Little joys of playing in a super competition
THERE are moments you don't forget. Like the one-point victories against your foe, or close losses at the death. Then, there is the moment you realise that New Zealand has its very own Bonnie Doon.
I have learnt that rugby in 2012 has been about upsets and expecting the unexpected. So, when skimming through my diary before we departed to the land of The Long White Cloud to play the Highlanders, I was shocked to realise that the new stadium in Dunedin was not our final destination. Melbourne, meet Invercargill.
A true Melburnian who lands in town would notice some differences straight away.
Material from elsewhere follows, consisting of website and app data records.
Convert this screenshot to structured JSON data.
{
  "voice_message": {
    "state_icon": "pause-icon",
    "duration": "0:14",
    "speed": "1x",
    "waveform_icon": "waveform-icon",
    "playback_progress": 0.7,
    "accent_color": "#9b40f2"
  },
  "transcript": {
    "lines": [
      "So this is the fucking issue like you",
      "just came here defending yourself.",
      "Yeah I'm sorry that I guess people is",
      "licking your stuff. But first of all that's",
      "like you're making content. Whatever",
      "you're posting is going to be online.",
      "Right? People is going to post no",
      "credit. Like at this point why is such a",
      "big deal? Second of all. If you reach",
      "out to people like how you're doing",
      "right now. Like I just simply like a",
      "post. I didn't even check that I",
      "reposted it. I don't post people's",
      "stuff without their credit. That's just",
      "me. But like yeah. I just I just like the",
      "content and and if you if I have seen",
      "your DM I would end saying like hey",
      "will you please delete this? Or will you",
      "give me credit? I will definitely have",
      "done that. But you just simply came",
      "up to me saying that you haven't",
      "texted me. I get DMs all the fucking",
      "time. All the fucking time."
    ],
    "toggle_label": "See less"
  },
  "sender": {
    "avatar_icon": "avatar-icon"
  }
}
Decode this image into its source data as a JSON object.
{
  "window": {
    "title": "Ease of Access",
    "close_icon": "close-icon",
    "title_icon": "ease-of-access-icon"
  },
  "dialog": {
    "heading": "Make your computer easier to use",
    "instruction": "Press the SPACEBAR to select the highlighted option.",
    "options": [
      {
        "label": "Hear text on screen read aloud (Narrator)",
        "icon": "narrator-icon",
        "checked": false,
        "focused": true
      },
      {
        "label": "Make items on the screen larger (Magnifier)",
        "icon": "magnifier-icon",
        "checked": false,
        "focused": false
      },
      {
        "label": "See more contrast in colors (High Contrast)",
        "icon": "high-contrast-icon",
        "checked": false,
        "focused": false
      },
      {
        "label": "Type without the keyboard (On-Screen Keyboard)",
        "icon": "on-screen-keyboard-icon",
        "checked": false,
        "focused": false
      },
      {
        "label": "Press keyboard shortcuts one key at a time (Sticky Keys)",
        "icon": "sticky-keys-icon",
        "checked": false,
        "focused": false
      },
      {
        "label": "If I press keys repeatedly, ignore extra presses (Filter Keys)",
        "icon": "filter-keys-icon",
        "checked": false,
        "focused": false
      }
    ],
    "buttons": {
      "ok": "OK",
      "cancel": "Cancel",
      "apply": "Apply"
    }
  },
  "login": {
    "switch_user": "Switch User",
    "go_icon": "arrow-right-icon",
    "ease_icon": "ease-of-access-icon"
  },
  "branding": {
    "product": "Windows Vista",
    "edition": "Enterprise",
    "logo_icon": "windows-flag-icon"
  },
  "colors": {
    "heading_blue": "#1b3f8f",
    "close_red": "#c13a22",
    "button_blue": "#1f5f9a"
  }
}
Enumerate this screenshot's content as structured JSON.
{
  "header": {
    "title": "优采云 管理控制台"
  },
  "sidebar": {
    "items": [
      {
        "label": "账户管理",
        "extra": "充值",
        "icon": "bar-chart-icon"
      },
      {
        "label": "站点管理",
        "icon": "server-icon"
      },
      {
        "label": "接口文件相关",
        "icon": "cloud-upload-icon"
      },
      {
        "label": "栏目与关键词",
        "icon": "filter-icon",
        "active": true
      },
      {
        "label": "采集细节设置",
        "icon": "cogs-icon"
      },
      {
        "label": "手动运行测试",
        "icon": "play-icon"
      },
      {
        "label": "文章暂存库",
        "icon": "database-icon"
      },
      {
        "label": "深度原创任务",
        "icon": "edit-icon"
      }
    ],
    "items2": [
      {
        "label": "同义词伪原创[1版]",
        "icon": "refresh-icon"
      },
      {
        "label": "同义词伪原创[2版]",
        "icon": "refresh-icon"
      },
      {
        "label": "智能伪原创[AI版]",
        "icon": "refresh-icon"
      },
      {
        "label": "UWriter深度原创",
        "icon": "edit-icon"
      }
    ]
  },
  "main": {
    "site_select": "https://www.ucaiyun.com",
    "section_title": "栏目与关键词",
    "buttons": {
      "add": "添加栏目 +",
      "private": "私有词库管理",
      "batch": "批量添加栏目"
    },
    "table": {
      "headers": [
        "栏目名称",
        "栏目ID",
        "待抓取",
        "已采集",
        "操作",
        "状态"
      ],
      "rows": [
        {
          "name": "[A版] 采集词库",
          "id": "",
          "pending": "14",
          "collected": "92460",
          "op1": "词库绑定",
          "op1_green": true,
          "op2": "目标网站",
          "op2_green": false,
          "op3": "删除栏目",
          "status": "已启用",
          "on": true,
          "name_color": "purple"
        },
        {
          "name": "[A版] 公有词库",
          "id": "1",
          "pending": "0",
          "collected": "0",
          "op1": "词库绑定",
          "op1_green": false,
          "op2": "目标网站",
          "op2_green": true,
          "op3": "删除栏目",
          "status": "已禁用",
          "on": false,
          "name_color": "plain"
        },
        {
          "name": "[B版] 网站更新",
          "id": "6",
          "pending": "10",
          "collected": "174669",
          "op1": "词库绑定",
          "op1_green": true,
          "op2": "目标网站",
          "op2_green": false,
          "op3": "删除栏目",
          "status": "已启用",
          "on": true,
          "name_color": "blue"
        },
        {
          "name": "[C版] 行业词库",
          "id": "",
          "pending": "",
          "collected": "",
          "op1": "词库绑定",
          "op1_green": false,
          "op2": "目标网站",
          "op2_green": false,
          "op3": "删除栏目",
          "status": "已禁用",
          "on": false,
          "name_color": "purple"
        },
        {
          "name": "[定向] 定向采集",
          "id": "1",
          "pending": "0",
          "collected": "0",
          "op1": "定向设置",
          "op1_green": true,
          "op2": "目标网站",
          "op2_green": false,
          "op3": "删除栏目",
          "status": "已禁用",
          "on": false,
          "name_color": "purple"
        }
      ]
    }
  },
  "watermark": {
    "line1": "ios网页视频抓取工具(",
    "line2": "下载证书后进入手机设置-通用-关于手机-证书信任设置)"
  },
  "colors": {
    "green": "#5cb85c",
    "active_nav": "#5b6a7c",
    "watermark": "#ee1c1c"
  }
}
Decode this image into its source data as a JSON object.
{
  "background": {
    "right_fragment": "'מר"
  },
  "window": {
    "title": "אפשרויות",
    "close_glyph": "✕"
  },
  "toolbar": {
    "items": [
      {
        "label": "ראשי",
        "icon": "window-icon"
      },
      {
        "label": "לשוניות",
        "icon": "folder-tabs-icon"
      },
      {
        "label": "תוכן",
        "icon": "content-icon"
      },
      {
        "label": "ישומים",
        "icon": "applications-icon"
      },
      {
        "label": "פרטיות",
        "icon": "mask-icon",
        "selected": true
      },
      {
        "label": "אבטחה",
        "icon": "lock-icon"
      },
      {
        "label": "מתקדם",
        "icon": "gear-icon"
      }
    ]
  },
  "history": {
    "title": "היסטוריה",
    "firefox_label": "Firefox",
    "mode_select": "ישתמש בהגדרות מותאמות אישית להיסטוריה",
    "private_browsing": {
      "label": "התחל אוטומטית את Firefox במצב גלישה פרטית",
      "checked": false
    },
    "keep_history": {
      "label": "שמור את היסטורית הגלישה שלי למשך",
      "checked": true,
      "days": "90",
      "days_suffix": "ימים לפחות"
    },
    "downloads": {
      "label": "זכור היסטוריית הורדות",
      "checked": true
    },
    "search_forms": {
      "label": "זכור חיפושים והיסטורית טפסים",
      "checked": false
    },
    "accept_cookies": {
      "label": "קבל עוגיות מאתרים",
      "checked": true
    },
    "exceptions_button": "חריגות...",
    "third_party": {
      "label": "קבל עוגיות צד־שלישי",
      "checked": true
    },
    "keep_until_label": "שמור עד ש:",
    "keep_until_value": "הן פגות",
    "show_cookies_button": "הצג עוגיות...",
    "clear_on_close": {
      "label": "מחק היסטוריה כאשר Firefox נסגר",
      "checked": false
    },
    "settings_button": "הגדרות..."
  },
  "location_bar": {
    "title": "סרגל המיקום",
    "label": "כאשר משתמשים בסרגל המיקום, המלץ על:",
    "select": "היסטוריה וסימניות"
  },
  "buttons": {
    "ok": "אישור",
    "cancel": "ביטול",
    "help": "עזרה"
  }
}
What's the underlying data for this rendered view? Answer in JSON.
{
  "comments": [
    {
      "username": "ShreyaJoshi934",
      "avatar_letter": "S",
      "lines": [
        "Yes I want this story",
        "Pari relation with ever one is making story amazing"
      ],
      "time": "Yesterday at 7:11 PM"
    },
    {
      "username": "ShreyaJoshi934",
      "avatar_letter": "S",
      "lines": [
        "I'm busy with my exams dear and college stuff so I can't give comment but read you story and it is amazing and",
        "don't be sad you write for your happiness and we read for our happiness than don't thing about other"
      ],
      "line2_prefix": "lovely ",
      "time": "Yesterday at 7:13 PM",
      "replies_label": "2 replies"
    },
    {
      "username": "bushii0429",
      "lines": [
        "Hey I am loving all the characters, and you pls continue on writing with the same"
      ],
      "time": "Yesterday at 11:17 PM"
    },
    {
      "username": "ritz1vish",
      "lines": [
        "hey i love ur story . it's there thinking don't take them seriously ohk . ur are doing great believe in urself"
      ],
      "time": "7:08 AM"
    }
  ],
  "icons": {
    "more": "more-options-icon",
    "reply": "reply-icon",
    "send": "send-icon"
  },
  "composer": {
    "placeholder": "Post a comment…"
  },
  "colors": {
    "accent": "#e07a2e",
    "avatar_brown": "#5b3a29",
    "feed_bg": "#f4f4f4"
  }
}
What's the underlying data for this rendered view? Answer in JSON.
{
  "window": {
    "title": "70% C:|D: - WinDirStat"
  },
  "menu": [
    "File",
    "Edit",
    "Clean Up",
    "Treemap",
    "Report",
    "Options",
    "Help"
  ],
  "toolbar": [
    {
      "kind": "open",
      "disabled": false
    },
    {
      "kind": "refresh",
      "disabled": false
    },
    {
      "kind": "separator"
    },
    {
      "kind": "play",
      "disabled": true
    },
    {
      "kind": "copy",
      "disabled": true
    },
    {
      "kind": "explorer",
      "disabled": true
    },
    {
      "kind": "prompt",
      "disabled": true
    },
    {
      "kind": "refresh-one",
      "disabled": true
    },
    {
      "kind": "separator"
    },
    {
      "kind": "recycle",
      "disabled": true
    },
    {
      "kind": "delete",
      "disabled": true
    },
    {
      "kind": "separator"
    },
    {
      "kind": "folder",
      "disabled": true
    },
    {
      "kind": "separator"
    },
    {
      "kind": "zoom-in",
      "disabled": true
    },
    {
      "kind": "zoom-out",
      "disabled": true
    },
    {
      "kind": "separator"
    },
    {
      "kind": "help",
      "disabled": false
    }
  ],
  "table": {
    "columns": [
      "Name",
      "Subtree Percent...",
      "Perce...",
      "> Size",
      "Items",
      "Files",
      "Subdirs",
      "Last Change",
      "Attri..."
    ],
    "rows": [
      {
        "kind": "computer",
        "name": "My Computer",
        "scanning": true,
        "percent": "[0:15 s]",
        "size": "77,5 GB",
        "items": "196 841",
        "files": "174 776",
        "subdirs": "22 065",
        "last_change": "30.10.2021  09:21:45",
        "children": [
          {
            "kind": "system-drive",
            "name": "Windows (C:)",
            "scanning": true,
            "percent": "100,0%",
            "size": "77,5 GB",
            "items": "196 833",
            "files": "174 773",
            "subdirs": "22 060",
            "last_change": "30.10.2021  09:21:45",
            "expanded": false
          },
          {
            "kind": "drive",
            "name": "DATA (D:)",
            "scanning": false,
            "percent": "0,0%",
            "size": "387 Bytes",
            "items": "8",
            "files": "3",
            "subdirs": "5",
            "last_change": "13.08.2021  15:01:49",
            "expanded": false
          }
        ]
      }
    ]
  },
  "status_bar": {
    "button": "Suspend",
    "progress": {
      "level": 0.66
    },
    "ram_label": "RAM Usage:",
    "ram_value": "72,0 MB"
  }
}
The first thing I do on arrival is to buy a coffee. My standard potion for the day's work is a standard skinny double latte and it was hard to find. Sure there were places that sell coffee, but it was not the underground caffeine culture I was used to back home.
I did notice a cafe advertising tonight’s match and I thought that any establishment spruiking a Victorian rugby side needed to be shown respect.
"Double skinny latte please madam,"I asked.
Hard to imagine anything going wrong with my order, or my day. Although, unexpectedly, my order returns.
"There you are love, double skinny latte," as I am handed two cups of coffee. Note to self, strong double latte, could mean strong or two. Benefit of the doubt by the TMO.
On the way to the hotel, my taxi driver is the brother of the receptionist at the hotel, who also had an uncle who played local rugby back in the day. His brother knew an All Black.
A standard afternoon before a match requires therapy, physiotherapy. I lay down on the wooden plank and take in the rolling green fields outside the hotel and can't help but compare it with my view at home. In Melbourne, I would be admiring 80,000 fans converging on the MCG, whereas here, I take in a similar number of sheep enjoying their day.
There is even the same last-minute ticket rush. I had a phone call from my second cousin I had never met. It was dad's brother's wife's sister's husband. We spoke for about 10 minutes about the good old days. I'm unsure where we are all related really, but it's pleasant. Then he asked me for tickets, and I certainly delivered.
We then set off on the team bus, driven by Bill, who was, funnily enough, related to my earlier taxi driver.
The Highlanders are not a flashy rugby team, but play the game as well as anyone. Hard, no-fuss rugby. Tonight, we need to take inspiration from this and play a simple but effective style of play.
They say Invercargill is a working-class city and we need to take inspiration from this in the way we approach tonight.
And this is where the similarities start.
It's the same paddock, with the same dimensions, and fierce intentions.
The strength of this competition are the towns like Invercargill and the teams such as the Highlanders.
One week you sit at a point where you are looking at the South Pole, the next you are among 40,000 at Newlands, South Africa, under picturesque Table Mountain.
I head for the hills to find a tree, to finish my diary of my day in Invercargill. As I sit back, I think: ''how's the serenity?''
And how fortunate I am to play in this Super Rugby competition.